The following article was published in the July-August 2013 NewsNotes.
On June 18, Secretary of State John Kerry appointed former Wisconsin senator Russ Feingold as the U.S. Special Envoy to the Great Lakes region of Africa. The Africa Faith and Justice Network (AFJN) joined other organizations in writing to Feingold soon after his appointment outlining some of the most critical issues he will face as envoy. Excerpts from the letter’s recommendations on a regional peace process follow.
Building on the current Kampala-based peace process, which is far too narrow to achieve peace and stability in the east, your appointment and robust support for UN envoy Mary Robinson increase the chances for the establishment of a credible and comprehensive peace process between Congo, Rwanda, and Uganda that addresses the core regional drivers of violence and tension that rebound so negatively on the people of the Congo. Within such a peace process, ... the U.S. can provide carrots and sticks to leverage cooperation among the three neighbors on key issues such as security, natural resources, and refugees.
First, it is important for the U.S. ... to make clear to Rwanda and Uganda that there will be serious consequences for any continuation of past support to armed groups in the DRC, including diplomatic condemnation, budget support or military aid reductions, and/or targeted sanctions. ... [T]he U.S. should help Mrs. Robinson to establish meaningful benchmarks for progress in the peace process, close monitoring of progress and necessary follow-up measures. Additionally, the U.S. should work with regional partners to facilitate the arrest of indicted commanders such as indicted FDLR military commander Sylvestre Mudacumura and LRA leader Joseph Kony. Regional diplomacy will also be important to maintain progress against the LRA.
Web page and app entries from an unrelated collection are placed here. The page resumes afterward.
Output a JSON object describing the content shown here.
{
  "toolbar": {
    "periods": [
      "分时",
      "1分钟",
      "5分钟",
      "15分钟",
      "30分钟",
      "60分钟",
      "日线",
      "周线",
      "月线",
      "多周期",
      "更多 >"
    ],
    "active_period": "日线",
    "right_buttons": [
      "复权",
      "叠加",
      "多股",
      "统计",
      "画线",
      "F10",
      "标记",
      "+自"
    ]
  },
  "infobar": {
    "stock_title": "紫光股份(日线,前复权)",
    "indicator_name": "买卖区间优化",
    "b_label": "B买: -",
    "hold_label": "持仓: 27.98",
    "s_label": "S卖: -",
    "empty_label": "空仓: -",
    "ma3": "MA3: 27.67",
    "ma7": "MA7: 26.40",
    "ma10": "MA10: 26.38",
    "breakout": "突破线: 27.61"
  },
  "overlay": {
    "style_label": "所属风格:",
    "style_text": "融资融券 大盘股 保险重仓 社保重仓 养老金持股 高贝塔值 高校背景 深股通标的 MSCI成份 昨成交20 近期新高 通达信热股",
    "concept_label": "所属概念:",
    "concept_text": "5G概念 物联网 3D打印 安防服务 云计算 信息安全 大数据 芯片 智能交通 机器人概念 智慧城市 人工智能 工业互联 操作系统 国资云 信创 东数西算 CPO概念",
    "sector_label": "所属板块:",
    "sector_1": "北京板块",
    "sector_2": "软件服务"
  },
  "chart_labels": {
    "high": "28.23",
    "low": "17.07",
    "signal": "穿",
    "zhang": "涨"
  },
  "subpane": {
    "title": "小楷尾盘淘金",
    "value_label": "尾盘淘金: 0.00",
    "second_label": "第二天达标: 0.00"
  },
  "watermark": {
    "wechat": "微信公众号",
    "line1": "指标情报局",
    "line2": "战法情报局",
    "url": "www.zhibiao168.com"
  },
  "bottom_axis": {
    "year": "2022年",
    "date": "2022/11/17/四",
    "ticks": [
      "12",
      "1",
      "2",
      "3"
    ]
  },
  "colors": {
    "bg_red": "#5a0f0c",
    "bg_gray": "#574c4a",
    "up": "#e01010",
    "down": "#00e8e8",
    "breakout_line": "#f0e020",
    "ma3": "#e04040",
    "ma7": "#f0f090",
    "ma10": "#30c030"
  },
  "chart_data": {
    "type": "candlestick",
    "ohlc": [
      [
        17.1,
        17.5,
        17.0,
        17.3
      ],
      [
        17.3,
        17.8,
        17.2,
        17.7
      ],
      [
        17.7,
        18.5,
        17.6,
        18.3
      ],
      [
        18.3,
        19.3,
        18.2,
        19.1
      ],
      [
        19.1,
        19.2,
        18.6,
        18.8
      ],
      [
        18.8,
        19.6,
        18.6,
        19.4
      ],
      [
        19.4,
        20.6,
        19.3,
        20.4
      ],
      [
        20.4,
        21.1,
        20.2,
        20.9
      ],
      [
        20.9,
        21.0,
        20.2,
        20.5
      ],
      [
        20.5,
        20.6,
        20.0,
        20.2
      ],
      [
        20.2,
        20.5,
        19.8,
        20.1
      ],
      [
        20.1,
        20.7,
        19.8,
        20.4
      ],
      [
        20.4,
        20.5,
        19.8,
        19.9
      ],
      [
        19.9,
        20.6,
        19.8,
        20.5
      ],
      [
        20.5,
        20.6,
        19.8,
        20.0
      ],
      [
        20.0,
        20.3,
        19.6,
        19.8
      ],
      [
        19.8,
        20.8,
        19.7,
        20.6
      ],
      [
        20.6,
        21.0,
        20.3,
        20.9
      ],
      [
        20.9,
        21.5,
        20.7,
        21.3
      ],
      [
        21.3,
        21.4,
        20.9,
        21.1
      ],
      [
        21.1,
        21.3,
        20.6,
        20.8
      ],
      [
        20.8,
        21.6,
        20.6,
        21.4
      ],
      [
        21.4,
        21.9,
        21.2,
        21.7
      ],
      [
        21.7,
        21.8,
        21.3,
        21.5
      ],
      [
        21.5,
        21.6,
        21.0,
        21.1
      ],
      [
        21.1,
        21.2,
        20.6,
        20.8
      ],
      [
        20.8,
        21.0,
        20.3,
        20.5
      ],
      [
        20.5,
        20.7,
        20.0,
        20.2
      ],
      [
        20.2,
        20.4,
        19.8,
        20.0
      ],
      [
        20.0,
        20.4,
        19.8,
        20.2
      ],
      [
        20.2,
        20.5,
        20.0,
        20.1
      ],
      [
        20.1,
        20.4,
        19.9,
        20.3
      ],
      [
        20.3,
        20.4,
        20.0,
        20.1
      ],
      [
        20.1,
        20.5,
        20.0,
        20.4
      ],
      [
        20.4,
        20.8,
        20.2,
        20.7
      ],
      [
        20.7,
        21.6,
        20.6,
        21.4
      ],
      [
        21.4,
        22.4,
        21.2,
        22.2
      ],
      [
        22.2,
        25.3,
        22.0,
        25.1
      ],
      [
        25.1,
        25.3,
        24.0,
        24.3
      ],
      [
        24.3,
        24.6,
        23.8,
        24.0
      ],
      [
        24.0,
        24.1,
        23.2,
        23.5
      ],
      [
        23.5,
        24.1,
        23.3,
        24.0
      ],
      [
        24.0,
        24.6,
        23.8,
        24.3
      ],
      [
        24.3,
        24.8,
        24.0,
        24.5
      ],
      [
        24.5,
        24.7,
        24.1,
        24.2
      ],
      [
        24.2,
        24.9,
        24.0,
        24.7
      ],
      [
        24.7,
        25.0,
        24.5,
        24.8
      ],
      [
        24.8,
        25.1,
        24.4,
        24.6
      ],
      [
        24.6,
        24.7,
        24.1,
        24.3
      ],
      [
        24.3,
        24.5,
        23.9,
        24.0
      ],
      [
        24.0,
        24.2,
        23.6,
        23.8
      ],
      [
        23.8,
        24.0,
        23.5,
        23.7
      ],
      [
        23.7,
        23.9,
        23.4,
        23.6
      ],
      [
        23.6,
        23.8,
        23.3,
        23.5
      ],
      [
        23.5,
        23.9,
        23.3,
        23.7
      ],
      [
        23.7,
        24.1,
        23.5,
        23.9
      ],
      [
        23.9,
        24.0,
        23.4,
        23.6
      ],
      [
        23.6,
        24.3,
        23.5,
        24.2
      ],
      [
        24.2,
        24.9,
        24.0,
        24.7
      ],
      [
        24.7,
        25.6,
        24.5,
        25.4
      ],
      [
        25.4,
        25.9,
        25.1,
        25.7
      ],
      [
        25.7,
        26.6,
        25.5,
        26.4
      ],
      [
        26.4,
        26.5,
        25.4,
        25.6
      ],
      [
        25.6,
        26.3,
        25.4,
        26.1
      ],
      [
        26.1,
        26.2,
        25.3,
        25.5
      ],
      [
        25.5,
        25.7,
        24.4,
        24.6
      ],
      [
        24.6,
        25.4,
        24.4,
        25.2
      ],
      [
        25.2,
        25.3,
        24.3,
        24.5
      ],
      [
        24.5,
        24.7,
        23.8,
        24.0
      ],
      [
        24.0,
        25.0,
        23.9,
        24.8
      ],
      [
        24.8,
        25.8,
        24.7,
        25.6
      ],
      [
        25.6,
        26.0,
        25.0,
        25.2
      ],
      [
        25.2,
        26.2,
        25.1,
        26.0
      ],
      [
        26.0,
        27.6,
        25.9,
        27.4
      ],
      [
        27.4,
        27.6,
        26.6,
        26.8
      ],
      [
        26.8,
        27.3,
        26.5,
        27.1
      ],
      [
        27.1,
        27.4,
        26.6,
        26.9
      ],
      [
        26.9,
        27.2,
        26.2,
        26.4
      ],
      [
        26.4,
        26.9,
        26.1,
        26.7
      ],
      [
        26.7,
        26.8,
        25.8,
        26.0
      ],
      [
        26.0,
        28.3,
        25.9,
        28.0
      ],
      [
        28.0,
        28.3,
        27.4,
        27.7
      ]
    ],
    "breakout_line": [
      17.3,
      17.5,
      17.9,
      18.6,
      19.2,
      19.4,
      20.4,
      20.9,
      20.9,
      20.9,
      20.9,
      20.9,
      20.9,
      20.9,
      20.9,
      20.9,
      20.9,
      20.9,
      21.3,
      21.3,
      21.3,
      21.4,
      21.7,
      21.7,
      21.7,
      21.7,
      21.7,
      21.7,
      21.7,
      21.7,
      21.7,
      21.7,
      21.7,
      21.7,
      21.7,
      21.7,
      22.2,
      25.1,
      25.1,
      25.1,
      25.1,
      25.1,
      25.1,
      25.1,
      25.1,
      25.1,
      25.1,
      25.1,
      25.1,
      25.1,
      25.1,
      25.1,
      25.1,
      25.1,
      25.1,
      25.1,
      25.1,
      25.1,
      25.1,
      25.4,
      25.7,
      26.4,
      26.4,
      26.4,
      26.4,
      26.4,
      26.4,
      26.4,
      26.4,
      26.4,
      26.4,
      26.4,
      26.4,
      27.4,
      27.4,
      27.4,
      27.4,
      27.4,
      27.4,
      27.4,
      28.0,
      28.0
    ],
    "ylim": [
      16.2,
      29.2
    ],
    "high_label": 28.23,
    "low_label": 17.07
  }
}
Second, the U.S. should help create economic incentives for all three countries to seek regional peace and development. An important source of regional tension is the struggle for control of the Congo’s natural resources, especially its mineral wealth. Congo’s eastern neighbors, particularly Rwanda and Uganda, as well as elites in Congo, have spent years constructing and supporting systems to illegally exploit the Congo’s resources. The situation is starting to change for the better as reforms such as the Dodd-Frank legislation on conflict minerals and company initiatives such as Philips’ Conflict-Free Tin Initiative make it more difficult and costly for armed groups and criminal networks to profit from the illicit trade, with untraceable conflict minerals tin, tantalum, and tungsten now selling at one-third the price of traced, tagged minerals. As a result, economic incentives are shifting away from smuggling and the extreme violence that surrounds the resulting mafia economy, though smuggling continues today from eastern Congo into Uganda, Rwanda, and Burundi. More work must be done on gold to sanction smugglers, help build a more formalized trade, and improve governance in the sector. Additional steps should also be taken to aid livelihoods in mining communities. ... [The U.S.] should encourage finalization of a regional agreement for spot checks on mines and trading routes to combat smuggling, the Independent Mineral Chain Auditor. This monitoring will help multinational companies verify that minerals are conflict-free, which will help reopen international markets ... and provide new opportunities for international investment in mineral production.
If there is progress on the benchmarks for the peace process, the U.S. and other donors should also provide, in cooperation with the World Bank and existing regional organizations, assistance in planning for needed regional infrastructure, such as roads and electricity projects.
Third, mutually beneficial regional economic development is severely hampered by the serious governance issues in the eastern DRC. As the peace process advances, the U.S. should strongly support the revised UN Stabilization Program which emphasizes consultation with civil society and strict performance standards for the DRC.
Fourth, the U.S. should seek ways to demonstrate to the regional actors the potential benefits of regional economic integration through a responsible investment initiative. The U.S. should work with the private sector – in particular socially responsible high-tech, metals, and mining companies – as well as the World Bank, the European Union, local and international civil society, and other donors to enable regional actors to begin to jointly examine potential investment opportunities in natural resources, infrastructure, and financial services; to identify policy incentives to investment; and to find solutions to obstacles to responsible investment, including governance issues in Congo. The U.S. should emphasize to Congo’s neighbors that the large-scale benefits of regional economic integration depend vitally on an eastern Congo that is secure, stable, peaceful, and effectively governed.
Effective coordination and appropriate aid leveraging are also [key] for progress in the Great Lakes. ...
See the letter in its entirety here.
Photo of woman in DRC by Jay Dedman; file is licensed under the Creative Commons Attribution-Share Alike 2.5 Generic license.